Earlier this year, I had the idea of attempting the Tour Divide. The job wasn’t working out, so I decided to leave at the end of March. The notion was to to split my time between freelance web development work and preparing for the TD. As it were, a few friends and past co-workers were also dissatisfied with their employment situations, so we banded together to form a web development business.
So far it has worked out quite well – flexible hours and the ability for work from home have allowed me to ride as much as necessary. The training bottleneck is motivation and boredom rather than time.
As I left my job and considered the TD, I realized two months is not a lot of time for preparation. It was a low-mileage winter for me, so my legs needed waking up. Of course, there are other aspects of preparation beyond physical – mental, logistic, and equipment.
Physical prep is my first priority. Having toured the Great Divide and bikepacked half of the Colorado Trail, I’m relatively familiar with the logistic and equipment needs (and at least half-informed with the mental stress). I set a deadline of early May to see how strong I could become – to see whether averaging 100 dirt miles per day is possible. That deadline is a week away now and I’m still on the fence.
Am I strong enough?
The human brain can rationalize anything. That’s where I’m at and it’s making my final decision, to race or not, very difficult.
One on hand, I completed the Great Divide in 2010 over 50-some days having trained at 500 ft., never on dirt or with any climbing, on a hybrid/commuter bike without a proper granny gear, with an exorbitant amount of equipment. I’m much more prepared now.
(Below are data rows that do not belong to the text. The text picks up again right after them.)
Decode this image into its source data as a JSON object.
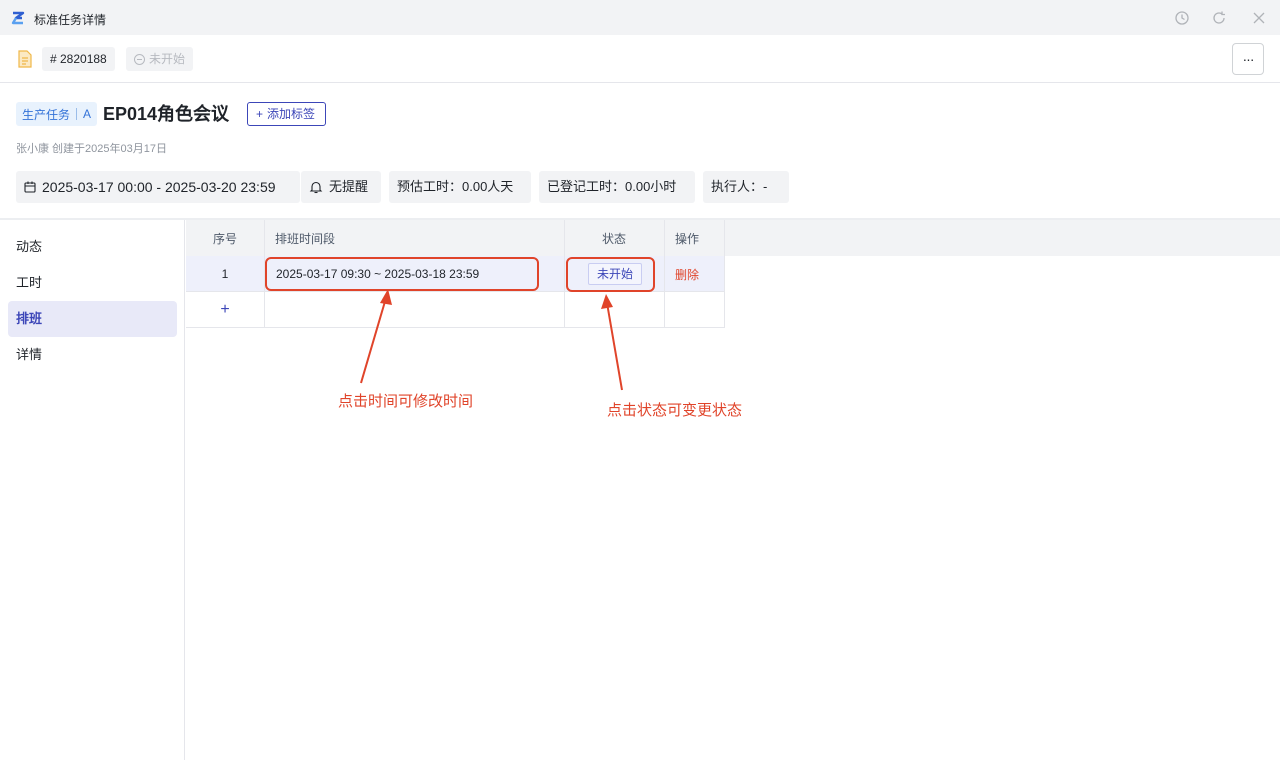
{
  "window": {
    "title": "标准任务详情",
    "controls": [
      {
        "name": "history",
        "glyph": "◷"
      },
      {
        "name": "refresh",
        "glyph": "↻"
      },
      {
        "name": "close",
        "glyph": "✕"
      }
    ]
  },
  "toolbar": {
    "task_id": "# 2820188",
    "status": "未开始",
    "more": "···"
  },
  "task": {
    "type_tag": "生产任务",
    "level_tag": "A",
    "title": "EP014角色会议",
    "add_tag_label": "添加标签",
    "add_tag_prefix": "+",
    "creator_line": "张小康 创建于2025年03月17日"
  },
  "info": {
    "date_range": "2025-03-17 00:00 - 2025-03-20 23:59",
    "reminder": "无提醒",
    "estimated": "预估工时：0.00人天",
    "logged": "已登记工时：0.00小时",
    "assignee": "执行人：-"
  },
  "sidebar": {
    "items": [
      {
        "label": "动态",
        "active": false
      },
      {
        "label": "工时",
        "active": false
      },
      {
        "label": "排班",
        "active": true
      },
      {
        "label": "详情",
        "active": false
      }
    ]
  },
  "schedule": {
    "headers": {
      "index": "序号",
      "period": "排班时间段",
      "status": "状态",
      "action": "操作"
    },
    "rows": [
      {
        "index": "1",
        "period": "2025-03-17 09:30 ~ 2025-03-18 23:59",
        "status": "未开始",
        "action": "删除"
      }
    ],
    "add_row": "+"
  },
  "annotations": {
    "time_hint": "点击时间可修改时间",
    "status_hint": "点击状态可变更状态"
  },
  "colors": {
    "accent": "#3c46b8",
    "danger": "#e0442a",
    "annotation": "#e0442a"
  }
}
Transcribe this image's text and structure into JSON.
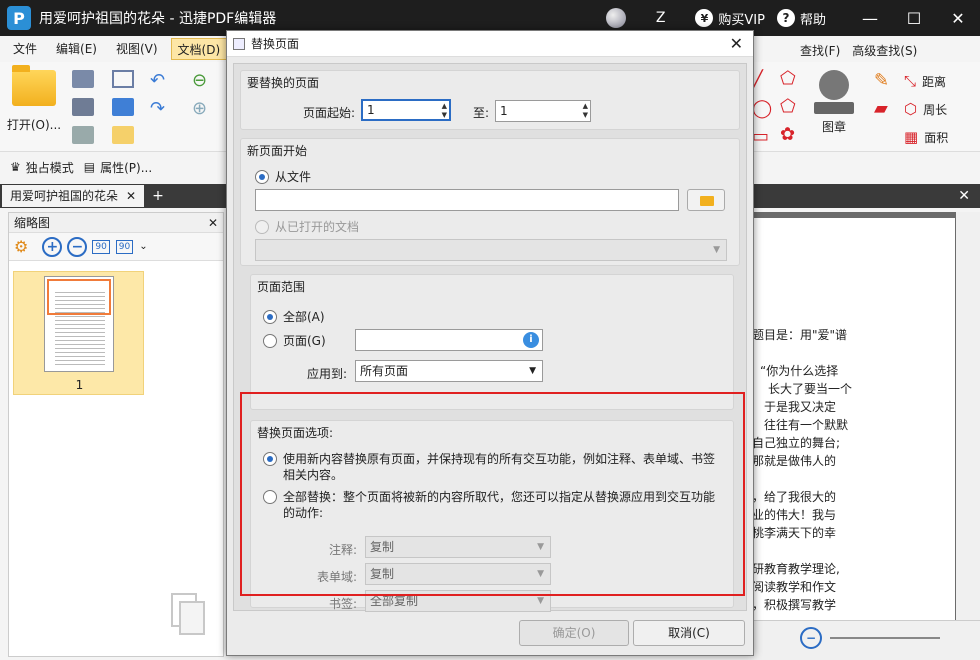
{
  "app": {
    "title": "用爱呵护祖国的花朵 - 迅捷PDF编辑器",
    "logo": "P",
    "user": "Z",
    "vip_symbol": "¥",
    "vip_label": "购买VIP",
    "help_symbol": "?",
    "help_label": "帮助"
  },
  "menu": [
    "文件",
    "编辑(E)",
    "视图(V)",
    "文档(D)"
  ],
  "toolbar": {
    "open_label": "打开(O)...",
    "stamp_label": "图章",
    "distance_label": "距离",
    "perimeter_label": "周长",
    "area_label": "面积",
    "find_label": "查找(F)",
    "advanced_find_label": "高级查找(S)",
    "solo_mode_label": "独占模式",
    "properties_label": "属性(P)..."
  },
  "doc_tab": {
    "label": "用爱呵护祖国的花朵"
  },
  "thumbnails": {
    "title": "缩略图",
    "rotate_left": "90",
    "rotate_right": "90",
    "page_number": "1"
  },
  "document_lines": [
    "题目是：用\"爱\"谱",
    "",
    "“你为什么选择",
    "长大了要当一个",
    "于是我又决定",
    "往往有一个默默",
    "自己独立的舞台;",
    "那就是做伟人的",
    "",
    "，给了我很大的",
    "业的伟大！我与",
    "桃李满天下的幸",
    "",
    "研教育教学理论,",
    "阅读教学和作文",
    "，积极撰写教学"
  ],
  "dialog": {
    "title": "替换页面",
    "close_symbol": "✕",
    "section_pages_to_replace": "要替换的页面",
    "page_start_label": "页面起始:",
    "page_start_value": "1",
    "to_label": "至:",
    "to_value": "1",
    "section_new_page_start": "新页面开始",
    "from_file_label": "从文件",
    "from_open_doc_label": "从已打开的文档",
    "section_page_range": "页面范围",
    "all_label": "全部(A)",
    "pages_label": "页面(G)",
    "info_symbol": "i",
    "apply_to_label": "应用到:",
    "apply_to_value": "所有页面",
    "section_replace_options": "替换页面选项:",
    "option_keep_interactive": "使用新内容替换原有页面，并保持现有的所有交互功能，例如注释、表单域、书签相关内容。",
    "option_full_replace": "全部替换：整个页面将被新的内容所取代，您还可以指定从替换源应用到交互功能的动作:",
    "annotations_label": "注释:",
    "annotations_value": "复制",
    "form_fields_label": "表单域:",
    "form_fields_value": "复制",
    "bookmarks_label": "书签:",
    "bookmarks_value": "全部复制",
    "ok_label": "确定(O)",
    "cancel_label": "取消(C)"
  },
  "colors": {
    "accent_blue": "#2b6cc4",
    "highlight_red": "#e02020",
    "active_menu": "#fde6a6",
    "measure_red": "#d8232a"
  }
}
On the other hand, I struggled day after day until my en-route training kicked in. I averaged half the daily distance I want to achieve during the TD and had the luxury of a rest/half day every five or so days. Not having rest days or long evenings to recover will deplete the body.
Then again, now I live at 5,400 ft. My normal, for-fun rides are on mixed single and double track up to 7,000 ft. with 2,000-4,000 ft of climbing. I have access to 3,000 ft. unrelenting climbs a few miles from my front door. By mid-May, I’ll be able to grind gravel at 10,000+ ft. Training in tougher road/elevation conditions than the average mile of TD must count for something, right?
Having ridden the route before (NoBo, unfortunately), I generally know what to expect. I have a notion of what services are available in certain towns and a very good memory of turns, landmarks, and road conditions. All of this reduce the anxiety that a rookie rider will have before leaving Atlantic City, Cuba, or Pie Town into the subsequent remote stretches. How much is this worth if my legs aren’t conditioned properly?
This month I’ve ridden 25-50 miles daily. My biggest rides were consecutive 75-mile days with 5,500 ft vertical each, on a mix of single/double track, gravel, and a splash of asphalt. It took 6.5 hours of riding over 8.5 elapsed hours. The soreness from the first day didn’t affect my performance on the second day, so that was comforting. Those days were ridden without bikepacking gear and after a full night’s sleep in a proper bed. Not too bad considering I was dormant most winter and walked to work rather than commuting by bike.
It’s still a long shot from consecutive centuries with gear in inclement weather while sleep deprived. Is it enough to be sure I can get that strong in the next five weeks? I have to answer that soon.